Web page and app entries:
────────────────────────────────────────
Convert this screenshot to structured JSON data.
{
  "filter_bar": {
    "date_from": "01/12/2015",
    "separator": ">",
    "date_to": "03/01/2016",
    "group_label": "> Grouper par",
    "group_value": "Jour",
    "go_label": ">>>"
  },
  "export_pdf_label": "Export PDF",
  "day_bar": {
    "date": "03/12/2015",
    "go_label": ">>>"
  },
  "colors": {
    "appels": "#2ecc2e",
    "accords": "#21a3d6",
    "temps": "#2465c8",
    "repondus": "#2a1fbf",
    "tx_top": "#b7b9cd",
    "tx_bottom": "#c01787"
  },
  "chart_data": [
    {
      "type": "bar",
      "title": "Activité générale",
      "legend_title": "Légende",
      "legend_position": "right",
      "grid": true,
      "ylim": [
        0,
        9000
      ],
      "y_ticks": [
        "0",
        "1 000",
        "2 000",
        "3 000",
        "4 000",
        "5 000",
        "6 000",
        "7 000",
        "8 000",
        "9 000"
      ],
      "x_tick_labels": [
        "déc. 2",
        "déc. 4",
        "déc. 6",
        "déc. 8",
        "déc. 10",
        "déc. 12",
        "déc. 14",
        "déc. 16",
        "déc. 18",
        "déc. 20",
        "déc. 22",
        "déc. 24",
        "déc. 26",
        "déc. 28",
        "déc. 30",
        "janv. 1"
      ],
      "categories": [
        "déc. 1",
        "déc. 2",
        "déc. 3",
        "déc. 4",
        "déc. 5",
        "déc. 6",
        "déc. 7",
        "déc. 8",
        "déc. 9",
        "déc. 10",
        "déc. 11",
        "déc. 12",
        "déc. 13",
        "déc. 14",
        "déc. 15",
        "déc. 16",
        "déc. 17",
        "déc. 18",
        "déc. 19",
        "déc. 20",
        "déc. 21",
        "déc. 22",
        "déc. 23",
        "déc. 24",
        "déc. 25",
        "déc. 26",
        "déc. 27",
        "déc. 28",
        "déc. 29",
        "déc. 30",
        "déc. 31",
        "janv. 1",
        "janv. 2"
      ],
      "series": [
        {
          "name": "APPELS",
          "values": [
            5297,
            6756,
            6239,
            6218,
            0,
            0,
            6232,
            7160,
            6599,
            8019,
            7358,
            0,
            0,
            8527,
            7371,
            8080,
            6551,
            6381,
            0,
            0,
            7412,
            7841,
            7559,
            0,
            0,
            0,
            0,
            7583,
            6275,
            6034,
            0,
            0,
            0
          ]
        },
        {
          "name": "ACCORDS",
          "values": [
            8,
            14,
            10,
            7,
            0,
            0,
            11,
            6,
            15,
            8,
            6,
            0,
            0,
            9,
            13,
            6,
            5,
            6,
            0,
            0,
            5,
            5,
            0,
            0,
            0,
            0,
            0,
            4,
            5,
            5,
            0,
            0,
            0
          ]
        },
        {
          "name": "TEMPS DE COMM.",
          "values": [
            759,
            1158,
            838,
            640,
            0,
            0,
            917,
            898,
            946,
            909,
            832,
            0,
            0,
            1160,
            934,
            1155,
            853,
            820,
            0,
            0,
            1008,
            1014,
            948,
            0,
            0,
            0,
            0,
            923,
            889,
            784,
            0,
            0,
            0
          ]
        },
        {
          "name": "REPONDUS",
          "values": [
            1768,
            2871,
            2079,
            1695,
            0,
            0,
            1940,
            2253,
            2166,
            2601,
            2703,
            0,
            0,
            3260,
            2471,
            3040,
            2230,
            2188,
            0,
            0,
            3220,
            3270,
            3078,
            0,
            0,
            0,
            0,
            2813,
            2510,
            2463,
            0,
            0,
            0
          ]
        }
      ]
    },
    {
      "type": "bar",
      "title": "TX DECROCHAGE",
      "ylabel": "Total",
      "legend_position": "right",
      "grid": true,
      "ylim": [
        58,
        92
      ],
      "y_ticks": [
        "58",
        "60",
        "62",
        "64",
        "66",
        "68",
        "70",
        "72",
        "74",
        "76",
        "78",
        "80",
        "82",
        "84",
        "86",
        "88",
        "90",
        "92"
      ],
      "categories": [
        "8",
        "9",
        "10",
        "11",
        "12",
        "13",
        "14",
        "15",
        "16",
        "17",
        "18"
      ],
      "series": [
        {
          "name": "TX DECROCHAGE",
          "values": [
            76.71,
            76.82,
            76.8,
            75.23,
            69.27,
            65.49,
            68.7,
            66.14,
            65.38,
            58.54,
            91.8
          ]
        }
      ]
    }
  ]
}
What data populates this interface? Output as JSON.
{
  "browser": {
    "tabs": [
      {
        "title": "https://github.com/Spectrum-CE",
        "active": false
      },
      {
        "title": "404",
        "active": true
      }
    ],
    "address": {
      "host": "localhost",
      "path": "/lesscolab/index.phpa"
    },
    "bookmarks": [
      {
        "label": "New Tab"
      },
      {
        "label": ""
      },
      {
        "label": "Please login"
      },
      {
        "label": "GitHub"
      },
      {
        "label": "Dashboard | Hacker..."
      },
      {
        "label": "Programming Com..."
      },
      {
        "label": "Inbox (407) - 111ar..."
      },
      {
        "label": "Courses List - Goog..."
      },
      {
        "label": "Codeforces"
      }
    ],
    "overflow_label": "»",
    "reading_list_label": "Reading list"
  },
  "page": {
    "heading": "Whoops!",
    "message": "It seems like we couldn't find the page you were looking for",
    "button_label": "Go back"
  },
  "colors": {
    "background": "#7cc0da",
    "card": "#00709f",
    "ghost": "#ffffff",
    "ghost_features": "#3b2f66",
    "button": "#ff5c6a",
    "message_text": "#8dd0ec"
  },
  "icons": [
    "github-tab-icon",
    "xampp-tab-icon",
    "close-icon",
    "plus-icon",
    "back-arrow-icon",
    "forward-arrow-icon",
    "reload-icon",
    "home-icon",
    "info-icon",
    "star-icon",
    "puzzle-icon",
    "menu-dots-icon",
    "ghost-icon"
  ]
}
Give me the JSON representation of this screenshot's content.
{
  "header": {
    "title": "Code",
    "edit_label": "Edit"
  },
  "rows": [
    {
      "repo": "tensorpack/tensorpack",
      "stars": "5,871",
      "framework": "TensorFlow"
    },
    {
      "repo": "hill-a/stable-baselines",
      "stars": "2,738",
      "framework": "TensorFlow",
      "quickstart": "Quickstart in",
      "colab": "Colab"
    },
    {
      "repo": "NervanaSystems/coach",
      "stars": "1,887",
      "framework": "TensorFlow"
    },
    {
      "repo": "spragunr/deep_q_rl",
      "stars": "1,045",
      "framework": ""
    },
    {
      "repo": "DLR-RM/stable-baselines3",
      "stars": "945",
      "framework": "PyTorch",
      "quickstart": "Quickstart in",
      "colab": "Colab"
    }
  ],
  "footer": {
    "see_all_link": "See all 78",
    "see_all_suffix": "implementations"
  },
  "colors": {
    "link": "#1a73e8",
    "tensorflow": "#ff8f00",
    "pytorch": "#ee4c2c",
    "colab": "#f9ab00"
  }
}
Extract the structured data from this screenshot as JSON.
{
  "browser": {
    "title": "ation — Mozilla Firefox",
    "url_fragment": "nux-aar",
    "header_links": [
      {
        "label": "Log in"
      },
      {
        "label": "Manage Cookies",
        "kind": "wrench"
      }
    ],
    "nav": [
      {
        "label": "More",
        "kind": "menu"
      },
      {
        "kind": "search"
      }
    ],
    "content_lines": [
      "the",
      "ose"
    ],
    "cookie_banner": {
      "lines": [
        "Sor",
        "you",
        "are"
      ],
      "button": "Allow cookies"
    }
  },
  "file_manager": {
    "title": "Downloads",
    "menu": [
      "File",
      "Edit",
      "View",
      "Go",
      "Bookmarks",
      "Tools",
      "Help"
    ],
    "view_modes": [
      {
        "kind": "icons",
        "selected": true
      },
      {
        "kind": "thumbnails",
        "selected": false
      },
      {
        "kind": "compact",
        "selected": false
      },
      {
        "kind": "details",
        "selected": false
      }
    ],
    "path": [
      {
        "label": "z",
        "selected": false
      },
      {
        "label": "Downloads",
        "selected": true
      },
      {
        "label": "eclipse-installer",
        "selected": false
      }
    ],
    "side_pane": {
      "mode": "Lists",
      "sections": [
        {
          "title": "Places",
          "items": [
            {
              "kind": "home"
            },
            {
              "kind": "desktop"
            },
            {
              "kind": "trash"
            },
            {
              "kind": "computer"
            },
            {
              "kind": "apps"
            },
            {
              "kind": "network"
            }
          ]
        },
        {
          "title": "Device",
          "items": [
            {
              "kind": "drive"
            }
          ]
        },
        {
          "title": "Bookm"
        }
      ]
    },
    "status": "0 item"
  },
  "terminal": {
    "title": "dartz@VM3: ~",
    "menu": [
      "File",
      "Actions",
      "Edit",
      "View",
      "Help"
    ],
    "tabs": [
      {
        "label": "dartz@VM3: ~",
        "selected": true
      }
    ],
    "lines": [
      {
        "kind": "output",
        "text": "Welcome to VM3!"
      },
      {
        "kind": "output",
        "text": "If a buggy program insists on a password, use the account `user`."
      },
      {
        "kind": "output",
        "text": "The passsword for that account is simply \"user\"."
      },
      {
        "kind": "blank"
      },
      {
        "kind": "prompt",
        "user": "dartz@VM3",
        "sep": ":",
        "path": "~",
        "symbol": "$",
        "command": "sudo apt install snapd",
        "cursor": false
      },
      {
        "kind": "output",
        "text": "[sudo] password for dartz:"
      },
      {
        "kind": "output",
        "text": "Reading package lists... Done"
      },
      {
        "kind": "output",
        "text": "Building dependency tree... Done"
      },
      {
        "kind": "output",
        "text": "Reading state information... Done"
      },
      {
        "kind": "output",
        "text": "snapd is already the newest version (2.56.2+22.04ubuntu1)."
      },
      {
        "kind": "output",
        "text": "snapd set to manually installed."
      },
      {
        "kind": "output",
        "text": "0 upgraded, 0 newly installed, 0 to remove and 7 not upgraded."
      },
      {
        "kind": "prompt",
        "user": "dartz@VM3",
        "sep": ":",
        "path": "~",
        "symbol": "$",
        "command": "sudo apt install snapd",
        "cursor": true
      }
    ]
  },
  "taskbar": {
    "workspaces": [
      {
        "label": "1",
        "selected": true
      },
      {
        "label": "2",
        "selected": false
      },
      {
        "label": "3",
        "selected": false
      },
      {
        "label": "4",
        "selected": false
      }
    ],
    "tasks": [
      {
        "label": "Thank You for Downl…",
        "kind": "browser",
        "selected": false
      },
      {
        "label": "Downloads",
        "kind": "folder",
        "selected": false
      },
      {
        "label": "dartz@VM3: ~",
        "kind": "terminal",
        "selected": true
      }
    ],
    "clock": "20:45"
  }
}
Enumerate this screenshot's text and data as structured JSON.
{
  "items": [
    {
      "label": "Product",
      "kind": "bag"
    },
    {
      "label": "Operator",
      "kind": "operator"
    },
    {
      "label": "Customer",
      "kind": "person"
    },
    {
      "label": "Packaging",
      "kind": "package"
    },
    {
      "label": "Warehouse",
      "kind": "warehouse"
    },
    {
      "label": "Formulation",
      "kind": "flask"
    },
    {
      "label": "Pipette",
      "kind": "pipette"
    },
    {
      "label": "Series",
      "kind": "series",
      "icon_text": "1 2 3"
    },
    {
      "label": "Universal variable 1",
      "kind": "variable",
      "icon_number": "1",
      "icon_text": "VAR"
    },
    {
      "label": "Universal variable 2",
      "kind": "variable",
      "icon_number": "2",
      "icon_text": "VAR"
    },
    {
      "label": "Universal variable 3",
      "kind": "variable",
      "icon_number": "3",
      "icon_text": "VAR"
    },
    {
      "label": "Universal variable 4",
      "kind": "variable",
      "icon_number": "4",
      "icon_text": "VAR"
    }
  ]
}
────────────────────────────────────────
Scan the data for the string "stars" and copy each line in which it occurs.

ANSWER TO THIS TASK:
      "stars": "5,871",
      "stars": "2,738",
      "stars": "1,887",
      "stars": "1,045",
      "stars": "945",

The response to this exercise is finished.